Leaving your child in the dark about matters related to sex and sexuality is a recipe for raising a child who is an ignorant risk taker. Or, perhaps even worse, your child might grow up to have no respect for the rights and bodies of others (we need less Brock Turners in the world, not more). We ought not be ashamed of our bodies (including the actual names of body parts, such as vulva, penis, vagina, or scrotum). One way to avoid such shame is to have regular, age-appropriate conversations about sex and sexuality with children (here are some tips from Planned Parenthood on how to start such a conversation)
4, “Think of the kids! How can I explain this to them?
First off, before you say anything, get a fucking grip. They’re breasts FFS. Odds are your kids have already seen breasts before. Heck, they probably nursed from them!

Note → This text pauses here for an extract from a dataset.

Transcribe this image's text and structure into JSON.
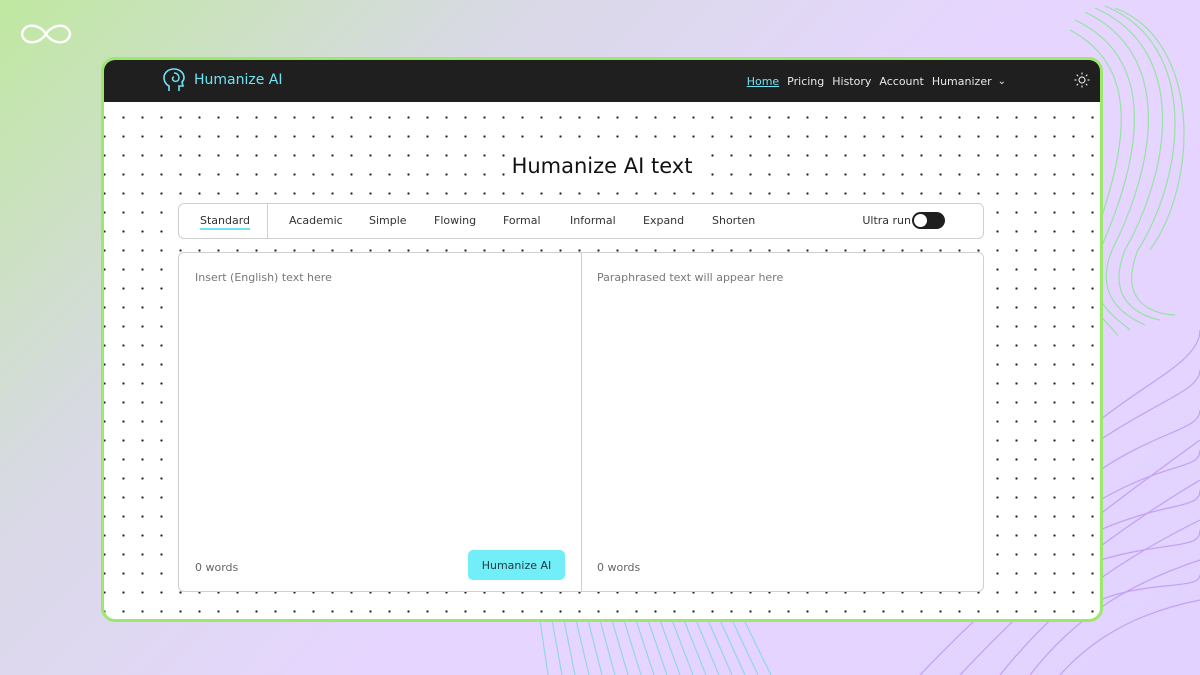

See that response to #1 above? You could say that. Or you could say that she was nursing her children. Infants do have to eat.
If not that, then hey! Be honest with your kids.
Tell them conservative mores combined with religious prudishness and topped with a dollop or ten of misogyny are preventing you from properly educating them.
Or just be honest and say that you are a misogynistic shitstain who thinks women belong at home (if you opt for this response, be sure to include that you are also a transantagonistic douchebag who regularly erases the experiences and existence of trans men and non-binary folks in discussions like this).
5. “I am eating my dinner and breastfeeding offends me. They should stay at home.”
Is someone holding a gun to your head and making you stare? Bc if not, STOP LOOKING. The minute you turn away POOF all you issues become moot. It is not the job of anyone nursing their child to accommodate your delicate feelings. They are nursing their child on demand and THAT is far more important than whatever issue you have.
How about YOU stay at home. Then you never need to see breastfeeding in public again.
And here’s one I’ve not encountered before, though it’s every bit as insipid as those above:
“She’s doing it for the attention”.
This one I actually just read. It was the first comment on the NBC LA article. Apparently the guy (yeah, it was a guy) is psychic and was able to discern Medina’s true motivation for feeding her child. Instead of “hey my infant is hungry and I’m going to feed him here in public where I have every right to and no one should take issue with bc HELLO FEEDING CHILD”, she was really thinking “I’m going to tell everyone I was feeding my child, but really, I just wanted to show off my breasts.” Problem with that is, to believe that version, you’d have to be comfortable calling Medina a liar. A woman you don’t even know. Personally, I think it’s more reasonable to take her at her word, rather than attempt to read her mind. This guy needs to understand that while she was breastfeeding in public, not only was it her right to do so, but it has nothing to do with anyone else. Again, it is for the benefit of her child. Also, that dude can fuck off with that attitude.
**I’ve tried to employ inclusive language throughout this post, bc women are not the only ones who can get pregnant, give birth, or nurse. Trans-men and non-binary folks can as well. Unfortunately, the laws surrounding public breastfeeding are very cis-centric and refer specifically to women and mothers (hence the wording).